[Extracted entries]
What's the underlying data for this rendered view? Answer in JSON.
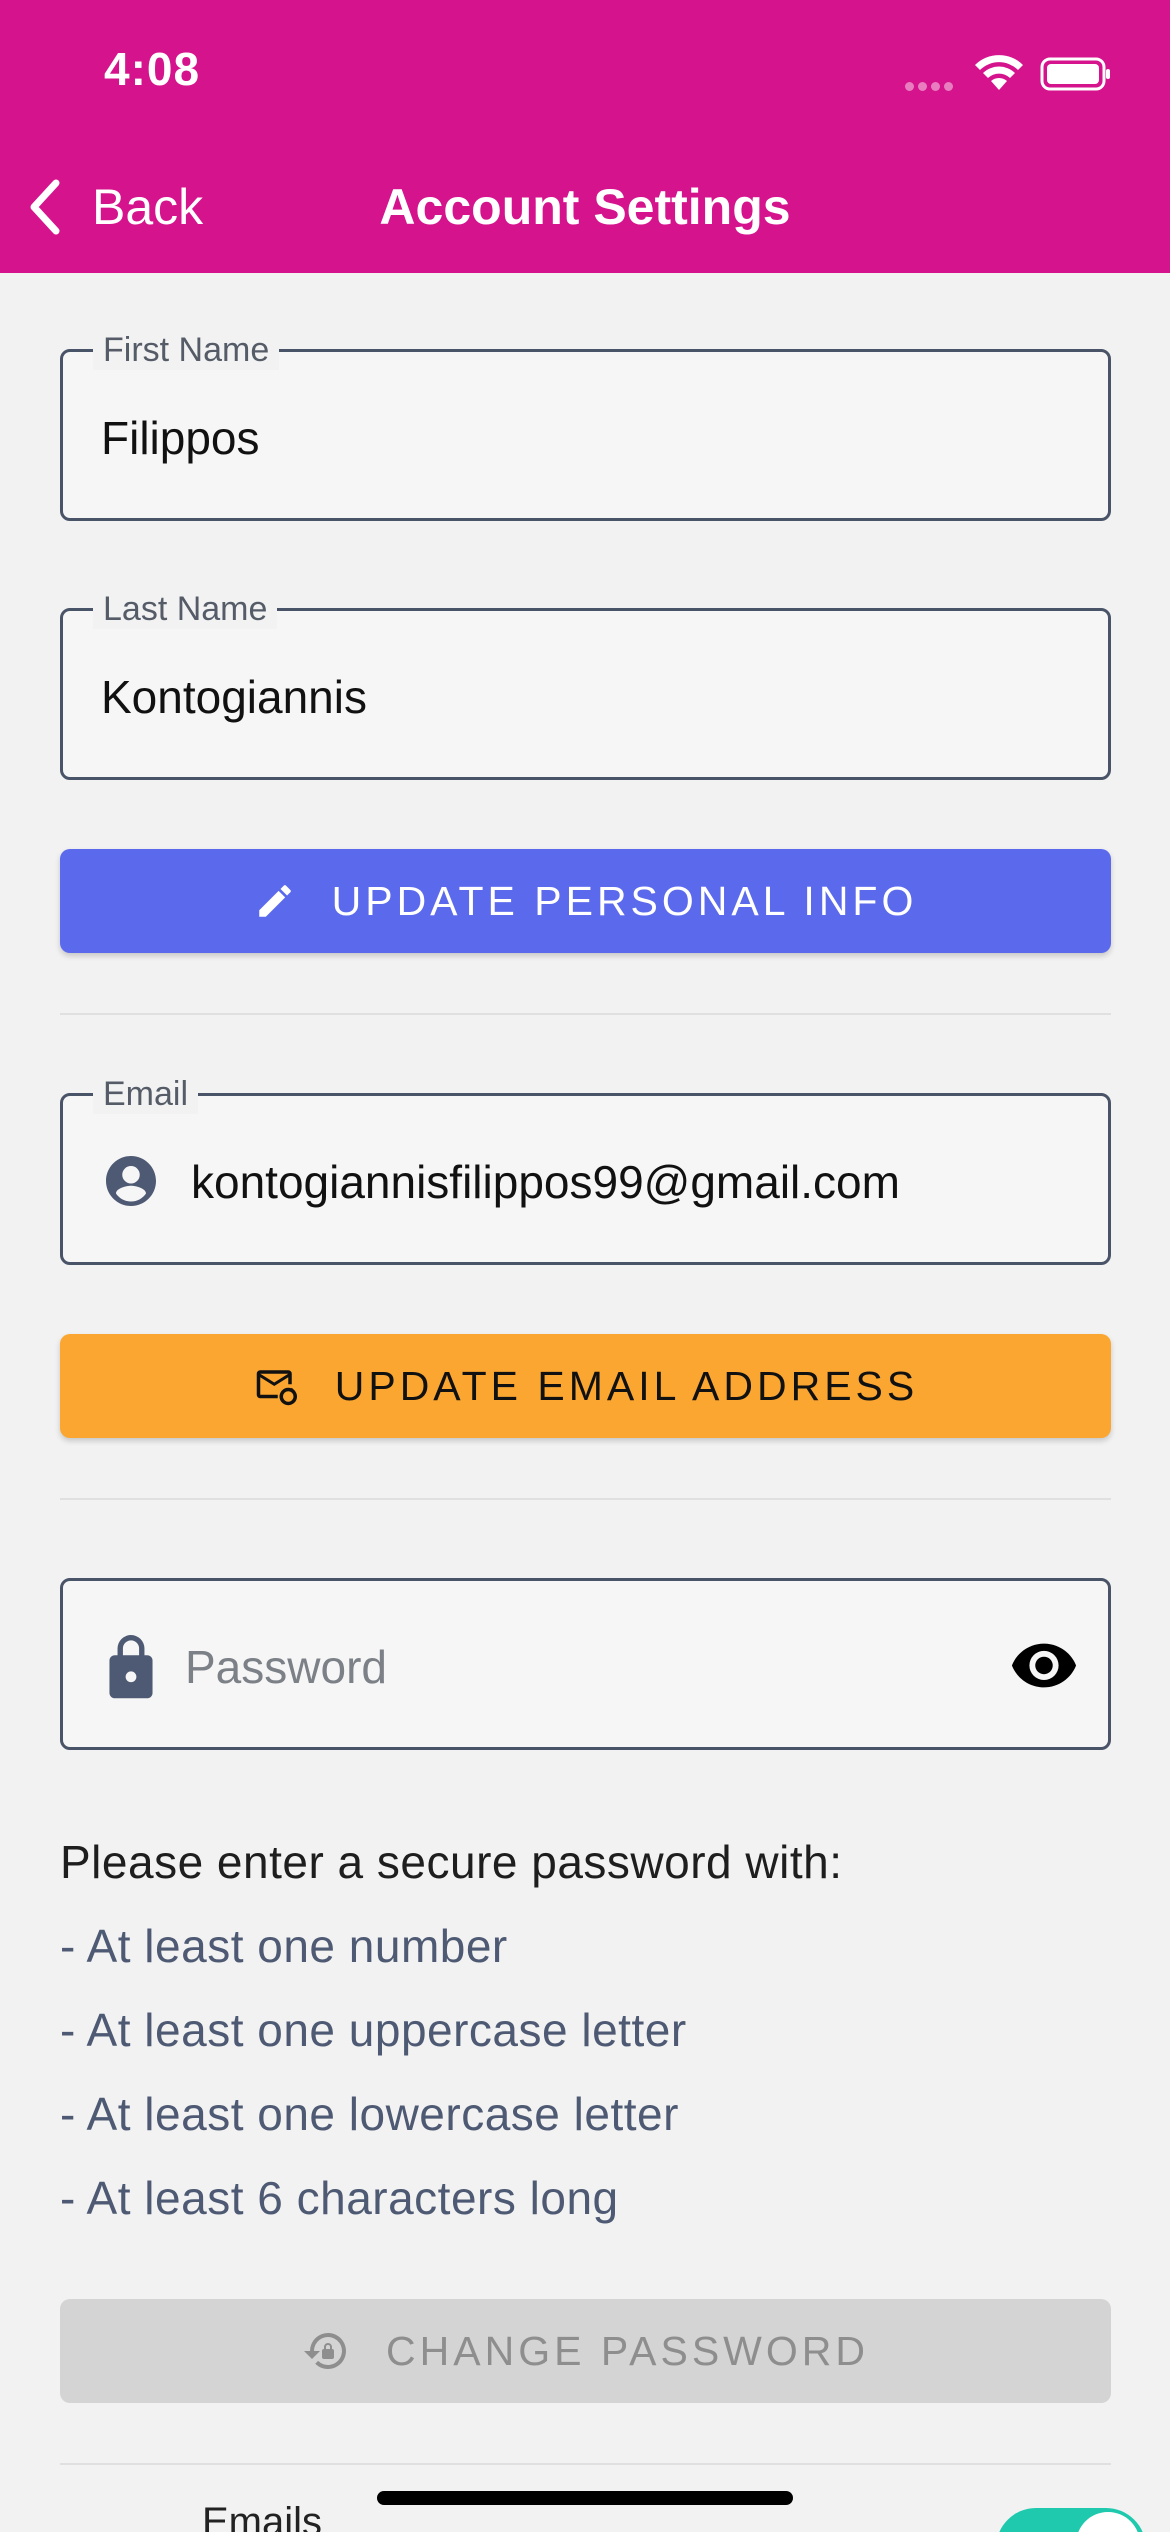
{
  "status_bar": {
    "time": "4:08"
  },
  "nav": {
    "back_label": "Back",
    "title": "Account Settings"
  },
  "personal": {
    "first_name": {
      "label": "First Name",
      "value": "Filippos"
    },
    "last_name": {
      "label": "Last Name",
      "value": "Kontogiannis"
    },
    "update_button": "UPDATE PERSONAL INFO"
  },
  "email": {
    "label": "Email",
    "value": "kontogiannisfilippos99@gmail.com",
    "update_button": "UPDATE EMAIL ADDRESS"
  },
  "password": {
    "placeholder": "Password",
    "requirements_intro": "Please enter a secure password with:",
    "requirements": [
      "- At least one number",
      "- At least one uppercase letter",
      "- At least one lowercase letter",
      "- At least 6 characters long"
    ],
    "change_button": "CHANGE PASSWORD",
    "change_button_enabled": false
  },
  "notifications": {
    "emails_label": "Emails",
    "emails_enabled": true
  },
  "colors": {
    "header": "#d5138d",
    "primary_button": "#5b69ec",
    "email_button": "#faa631",
    "disabled_button": "#d4d4d4",
    "toggle_on": "#1ec9ae"
  },
  "icons": {
    "back": "chevron-left-icon",
    "edit": "pencil-icon",
    "user": "account-circle-icon",
    "email_update": "mail-sync-icon",
    "lock": "lock-icon",
    "visibility": "eye-icon",
    "change_password": "lock-reset-icon"
  }
}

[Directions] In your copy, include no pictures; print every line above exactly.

[Output below]
What's the underlying data for this rendered view? Answer in JSON.
{
  "status_bar": {
    "time": "4:08"
  },
  "nav": {
    "back_label": "Back",
    "title": "Account Settings"
  },
  "personal": {
    "first_name": {
      "label": "First Name",
      "value": "Filippos"
    },
    "last_name": {
      "label": "Last Name",
      "value": "Kontogiannis"
    },
    "update_button": "UPDATE PERSONAL INFO"
  },
  "email": {
    "label": "Email",
    "value": "kontogiannisfilippos99@gmail.com",
    "update_button": "UPDATE EMAIL ADDRESS"
  },
  "password": {
    "placeholder": "Password",
    "requirements_intro": "Please enter a secure password with:",
    "requirements": [
      "- At least one number",
      "- At least one uppercase letter",
      "- At least one lowercase letter",
      "- At least 6 characters long"
    ],
    "change_button": "CHANGE PASSWORD",
    "change_button_enabled": false
  },
  "notifications": {
    "emails_label": "Emails",
    "emails_enabled": true
  },
  "colors": {
    "header": "#d5138d",
    "primary_button": "#5b69ec",
    "email_button": "#faa631",
    "disabled_button": "#d4d4d4",
    "toggle_on": "#1ec9ae"
  },
  "icons": {
    "back": "chevron-left-icon",
    "edit": "pencil-icon",
    "user": "account-circle-icon",
    "email_update": "mail-sync-icon",
    "lock": "lock-icon",
    "visibility": "eye-icon",
    "change_password": "lock-reset-icon"
  }
}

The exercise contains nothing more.